Major advances in DNA sequencing technology have made it possible to do large-scale sequencing, up to and including whole genome sequencing, in an effort to identify a gene mutation that may provide a diagnosis for a patient with an abnormal phenotype. This strategy offers potential advantages over classic approaches in which genes are analyzed individually, often over a long period of time and at substantial expense. As a result, there is considerable interest in offering genomic sequencing-based tests on a clinical basis. This document outlines points to consider in the clinical application of genomic sequencing to the detection of germ-line mutations.

 Next generation sequencing: This term encompasses a variety of technologies that permit rapid sequencing of large numbers of segments of DNA, up to and including entire genomes. Massively parallel sequencing (also called next generation sequencing), therefore, is not a test in itself or a specific sequencing technology. The term emphasizes a distinction from initial approaches that involved sequencing of one DNA strand at a time.


 Whole genome sequencing (WGS): This term implies the determination of the sequence of most of the DNA content comprising the entire genome of an individual. In fact, however, there may be components of the genome that are not included in a present-day “whole genome sequence.”

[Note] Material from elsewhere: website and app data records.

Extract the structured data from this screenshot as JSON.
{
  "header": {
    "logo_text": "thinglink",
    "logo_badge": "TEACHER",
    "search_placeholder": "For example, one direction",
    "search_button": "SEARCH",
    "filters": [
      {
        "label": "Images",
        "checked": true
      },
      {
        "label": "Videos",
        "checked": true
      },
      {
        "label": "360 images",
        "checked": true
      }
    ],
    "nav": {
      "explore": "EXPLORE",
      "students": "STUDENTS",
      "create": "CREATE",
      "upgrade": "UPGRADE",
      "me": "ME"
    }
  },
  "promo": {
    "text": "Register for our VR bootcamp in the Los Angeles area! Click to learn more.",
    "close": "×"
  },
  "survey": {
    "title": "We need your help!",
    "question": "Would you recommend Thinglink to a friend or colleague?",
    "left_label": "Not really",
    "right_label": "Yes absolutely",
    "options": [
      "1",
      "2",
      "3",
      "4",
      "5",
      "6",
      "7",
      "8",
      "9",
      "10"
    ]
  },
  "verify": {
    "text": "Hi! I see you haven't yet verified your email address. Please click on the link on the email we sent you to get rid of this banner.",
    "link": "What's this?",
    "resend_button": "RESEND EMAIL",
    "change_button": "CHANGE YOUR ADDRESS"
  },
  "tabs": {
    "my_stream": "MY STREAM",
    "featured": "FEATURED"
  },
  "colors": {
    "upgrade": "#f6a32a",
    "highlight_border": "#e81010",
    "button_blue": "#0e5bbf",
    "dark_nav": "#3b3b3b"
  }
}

Large-scale sequencing generates a variety of heterogeneous results. In many cases, the results will provide an explanation for a patient’s phenotype by identifying a mutation in a gene known to be associated with the patient’s clinical condition or in a gene that is highly likely to be causative given current knowledge. Such “diagnostic results” are qualitatively different from another class of results that will be regularly generated when employing these techniques: secondary findings (also called incidental or unanticipated findings). Examples include the finding of a previously unsuspected high risk of disease in the future or the discovery of an as yet clinically unrecognized disorder in an asymptomatic individual. This latter type of result is similar to the types of results generated when screening an asymptomatic individual.

  1. WGS should be considered in the clinical diagnostic assessment of a phenotypically affected individual when:
  2. The phenotype or family history data strongly implicate a genetic etiology, but the phenotype does not correspond with a specific disorder for which a genetic test targeting a specific gene is available on a clinical basis.
  3. A patient presents with a defined genetic disorder that demonstrates a high degree of genetic heterogeneity, making WGS analysis of multiple genes simultaneously a more practical approach.
  4. A patient presents with a likely genetic disorder but specific genetic tests available for that phenotype have failed to arrive at a diagnosis.
  5. A fetus with a likely genetic disorder in which specific genetic tests , including targeted sequencing tests, available for that phenotype have failed to arrive at a diagnosis.